Take each line in the entries below that holds "screenshot" and show it.

_ _ _ _ _ _ _

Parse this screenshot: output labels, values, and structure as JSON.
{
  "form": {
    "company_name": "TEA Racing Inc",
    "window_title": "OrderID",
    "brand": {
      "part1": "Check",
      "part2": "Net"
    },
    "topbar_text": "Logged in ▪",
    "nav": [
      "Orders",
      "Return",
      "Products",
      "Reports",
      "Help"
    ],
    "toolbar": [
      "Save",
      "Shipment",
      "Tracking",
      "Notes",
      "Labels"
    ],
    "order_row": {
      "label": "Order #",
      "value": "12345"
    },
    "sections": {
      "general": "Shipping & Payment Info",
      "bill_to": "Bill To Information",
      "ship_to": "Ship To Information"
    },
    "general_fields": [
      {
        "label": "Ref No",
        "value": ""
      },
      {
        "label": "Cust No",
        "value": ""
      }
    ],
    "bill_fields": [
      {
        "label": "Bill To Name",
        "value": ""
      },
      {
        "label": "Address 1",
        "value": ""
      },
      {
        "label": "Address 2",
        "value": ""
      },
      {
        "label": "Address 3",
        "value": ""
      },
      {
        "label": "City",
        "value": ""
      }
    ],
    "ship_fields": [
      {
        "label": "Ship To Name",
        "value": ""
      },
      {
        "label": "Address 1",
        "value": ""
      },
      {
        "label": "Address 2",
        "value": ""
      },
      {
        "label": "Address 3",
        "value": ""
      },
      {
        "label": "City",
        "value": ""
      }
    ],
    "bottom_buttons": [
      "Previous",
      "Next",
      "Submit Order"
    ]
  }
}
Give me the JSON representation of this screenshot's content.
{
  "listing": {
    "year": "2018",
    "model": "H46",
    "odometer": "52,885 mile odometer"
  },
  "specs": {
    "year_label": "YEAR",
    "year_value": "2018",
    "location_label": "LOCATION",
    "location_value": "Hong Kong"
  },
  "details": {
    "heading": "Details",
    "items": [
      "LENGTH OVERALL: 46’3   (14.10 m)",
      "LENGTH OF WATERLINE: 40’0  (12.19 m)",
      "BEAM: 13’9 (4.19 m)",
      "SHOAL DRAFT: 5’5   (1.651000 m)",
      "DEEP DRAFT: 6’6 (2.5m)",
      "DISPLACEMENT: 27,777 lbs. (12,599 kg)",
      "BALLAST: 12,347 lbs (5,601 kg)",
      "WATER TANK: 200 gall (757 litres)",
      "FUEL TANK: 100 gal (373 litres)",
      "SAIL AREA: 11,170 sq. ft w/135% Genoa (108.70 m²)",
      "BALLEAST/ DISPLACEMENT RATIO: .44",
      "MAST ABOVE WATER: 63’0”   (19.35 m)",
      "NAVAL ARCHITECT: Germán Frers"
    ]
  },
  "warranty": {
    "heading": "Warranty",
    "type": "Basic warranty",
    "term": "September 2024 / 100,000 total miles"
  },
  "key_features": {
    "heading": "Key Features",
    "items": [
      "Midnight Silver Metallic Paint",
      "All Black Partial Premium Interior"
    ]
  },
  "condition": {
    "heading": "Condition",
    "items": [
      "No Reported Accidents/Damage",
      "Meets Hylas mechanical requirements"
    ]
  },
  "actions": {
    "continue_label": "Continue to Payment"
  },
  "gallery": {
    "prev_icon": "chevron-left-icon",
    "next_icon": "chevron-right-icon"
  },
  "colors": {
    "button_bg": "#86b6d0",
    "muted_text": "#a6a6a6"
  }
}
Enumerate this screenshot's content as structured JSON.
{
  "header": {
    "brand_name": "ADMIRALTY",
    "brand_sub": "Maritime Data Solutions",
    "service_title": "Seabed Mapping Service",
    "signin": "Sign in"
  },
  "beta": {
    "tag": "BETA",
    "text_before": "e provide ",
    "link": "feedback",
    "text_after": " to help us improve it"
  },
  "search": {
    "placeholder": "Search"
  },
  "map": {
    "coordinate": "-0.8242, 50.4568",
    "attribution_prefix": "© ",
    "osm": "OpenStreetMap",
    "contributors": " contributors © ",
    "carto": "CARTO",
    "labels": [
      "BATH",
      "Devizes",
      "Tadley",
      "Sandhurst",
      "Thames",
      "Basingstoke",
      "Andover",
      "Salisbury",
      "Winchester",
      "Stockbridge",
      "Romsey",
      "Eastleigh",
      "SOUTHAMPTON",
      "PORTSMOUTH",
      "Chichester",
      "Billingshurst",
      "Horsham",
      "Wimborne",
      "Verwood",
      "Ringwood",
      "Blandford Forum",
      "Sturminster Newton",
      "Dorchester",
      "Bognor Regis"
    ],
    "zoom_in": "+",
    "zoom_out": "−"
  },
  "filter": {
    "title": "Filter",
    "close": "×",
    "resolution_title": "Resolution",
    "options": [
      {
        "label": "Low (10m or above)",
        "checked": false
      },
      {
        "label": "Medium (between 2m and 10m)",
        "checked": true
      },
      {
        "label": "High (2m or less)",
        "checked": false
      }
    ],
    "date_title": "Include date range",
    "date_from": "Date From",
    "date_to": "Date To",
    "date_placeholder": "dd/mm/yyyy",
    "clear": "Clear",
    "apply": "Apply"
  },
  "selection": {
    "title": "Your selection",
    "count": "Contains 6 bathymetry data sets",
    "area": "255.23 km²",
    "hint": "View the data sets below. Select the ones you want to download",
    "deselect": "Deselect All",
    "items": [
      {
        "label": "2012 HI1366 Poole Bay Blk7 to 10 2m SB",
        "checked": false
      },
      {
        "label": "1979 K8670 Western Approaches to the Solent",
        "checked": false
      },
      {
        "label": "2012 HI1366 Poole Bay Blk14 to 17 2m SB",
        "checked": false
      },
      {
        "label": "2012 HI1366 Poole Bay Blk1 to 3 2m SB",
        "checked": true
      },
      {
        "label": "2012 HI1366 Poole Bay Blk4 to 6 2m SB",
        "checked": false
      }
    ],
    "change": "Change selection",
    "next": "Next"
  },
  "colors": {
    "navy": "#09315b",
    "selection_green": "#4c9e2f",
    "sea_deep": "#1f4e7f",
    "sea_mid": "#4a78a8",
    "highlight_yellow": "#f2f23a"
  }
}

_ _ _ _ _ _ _

Exercise response:
Parse this screenshot: output labels, values, and structure as JSON.
Give me the JSON representation of this screenshot's content.
Enumerate this screenshot's content as structured JSON.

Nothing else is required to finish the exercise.